Because algae contributes so much to the turbidity of the water in your home aquarium, eliminating free-floating algae goes a long way in improving the clarity of your tank. Install a UV sterilizer, and you’ll notice almost immediately how much clearer the water gets, and how much more easily you can see everything within. Your home aquarium can go from murky and greenish to clean and clear with minimal effort. This is especially useful for beginner aquariums, where you may not have quite gotten the hang of things yet and you’ve added too many nutrients or too much light.
Remember though, a UV sterilizer only works on free-floating organisms. It won’t work on string algae and other species that attach themselves to rocks, substrate, fish, and other surfaces. Only microorganisms that flow to the device with the water will be affected by it.
How Do I Choose a UV Sterilizer for My Home Aquarium?
There are a handful of different things to consider when deciding to install a sterilizer. These include wattage, flow rate, and maintenance.
The effectiveness of a UV sterilizer depends on its ability to shower the microorganism with enough UV light in the time it takes to pass through the sterilizer. Different sizes and types need different amounts of radiation to kill them. These are as follows:
- Organism Killing Dose of UV light (Microwatt seconds per square centimeter)
- Viruses: 15,000
- Bacteria: 15,000 - 30,000
- Algae: 22,000 - 30,000
- Fungi: 45,000
- Protozoa: 90,000
As a result, three factors affect the sterilizer’s performance: bulb strength, contact time, and UV penetration.
- Bulb Strength: The higher the bulb’s wattage, the more radiation it showers the microorganisms with. Replace bulbs twice a year to keep the sterilizer effective.
- Contact Time: The more contact time microorganisms get with UV light, the more thoroughly it will kill them. This is affected by the sterilizer’s flow rate. The slower the water flows through the sterilizer, the longer it’ll be exposed to UV light. Different microorganisms require different amounts of UV light to kill, and so require different flow rates. Longer bulbs will also expose them to UV light longer, producing the same effect.
- UV Penetration: To kill the microorganisms in your home aquarium, the UV light has to be able to reach them. If the water is too turbid, UV light may not be able to penetrate to these microorganisms effectively. This is why you place the sterilizer after the mechanical or biological filter. It’s also why it’s important to keep the lamp and sleeve clean, to prevent a film or mineral deposit from forming and blocking some of the light.

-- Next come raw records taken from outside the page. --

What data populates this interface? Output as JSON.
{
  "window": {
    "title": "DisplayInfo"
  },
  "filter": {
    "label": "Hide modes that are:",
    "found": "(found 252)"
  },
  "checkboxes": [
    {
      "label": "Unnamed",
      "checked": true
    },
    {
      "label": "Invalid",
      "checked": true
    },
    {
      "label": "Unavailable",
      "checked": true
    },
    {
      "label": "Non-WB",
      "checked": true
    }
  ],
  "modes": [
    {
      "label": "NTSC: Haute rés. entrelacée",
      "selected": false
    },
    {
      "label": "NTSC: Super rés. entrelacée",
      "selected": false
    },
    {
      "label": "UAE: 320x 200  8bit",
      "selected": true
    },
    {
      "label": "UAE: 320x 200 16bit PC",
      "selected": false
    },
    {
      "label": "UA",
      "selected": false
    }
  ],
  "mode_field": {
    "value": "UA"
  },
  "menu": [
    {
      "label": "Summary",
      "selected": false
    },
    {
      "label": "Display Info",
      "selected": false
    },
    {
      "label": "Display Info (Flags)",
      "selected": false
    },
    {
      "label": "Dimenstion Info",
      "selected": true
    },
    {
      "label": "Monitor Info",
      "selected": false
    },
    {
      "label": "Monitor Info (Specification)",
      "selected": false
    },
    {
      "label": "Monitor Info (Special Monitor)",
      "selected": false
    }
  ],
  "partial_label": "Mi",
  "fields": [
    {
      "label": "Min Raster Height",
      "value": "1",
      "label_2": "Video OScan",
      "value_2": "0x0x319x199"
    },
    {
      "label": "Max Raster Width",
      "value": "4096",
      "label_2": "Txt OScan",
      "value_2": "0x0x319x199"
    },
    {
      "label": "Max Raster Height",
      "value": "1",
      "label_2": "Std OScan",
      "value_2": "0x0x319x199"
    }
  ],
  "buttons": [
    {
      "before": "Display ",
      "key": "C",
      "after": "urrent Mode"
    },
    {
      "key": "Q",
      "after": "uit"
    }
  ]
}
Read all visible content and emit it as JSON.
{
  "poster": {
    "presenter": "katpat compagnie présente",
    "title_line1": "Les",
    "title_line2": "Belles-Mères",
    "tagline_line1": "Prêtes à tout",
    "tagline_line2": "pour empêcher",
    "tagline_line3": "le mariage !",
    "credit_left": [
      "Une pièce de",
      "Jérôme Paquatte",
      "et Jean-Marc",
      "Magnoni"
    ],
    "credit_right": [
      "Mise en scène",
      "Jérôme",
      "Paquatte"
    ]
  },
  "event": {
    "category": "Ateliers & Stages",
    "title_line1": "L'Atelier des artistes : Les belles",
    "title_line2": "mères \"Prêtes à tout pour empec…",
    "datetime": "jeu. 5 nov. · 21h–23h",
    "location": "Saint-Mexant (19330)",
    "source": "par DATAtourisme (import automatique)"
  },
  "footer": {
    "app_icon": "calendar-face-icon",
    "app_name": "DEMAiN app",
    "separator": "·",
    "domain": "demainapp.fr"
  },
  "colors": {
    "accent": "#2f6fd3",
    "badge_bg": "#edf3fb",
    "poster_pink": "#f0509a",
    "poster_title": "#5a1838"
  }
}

So, could your home aquarium use a UV sterilizer? If you have questions about these and other solutions for improving your home aquarium in Crystal Lake, IL and the greater Chicago area, give Living Art Aquatics a call at (847) 737-5151. Our experts have been creating vibrant aquatic seascapes for many years, and are always on hand to answer your questions!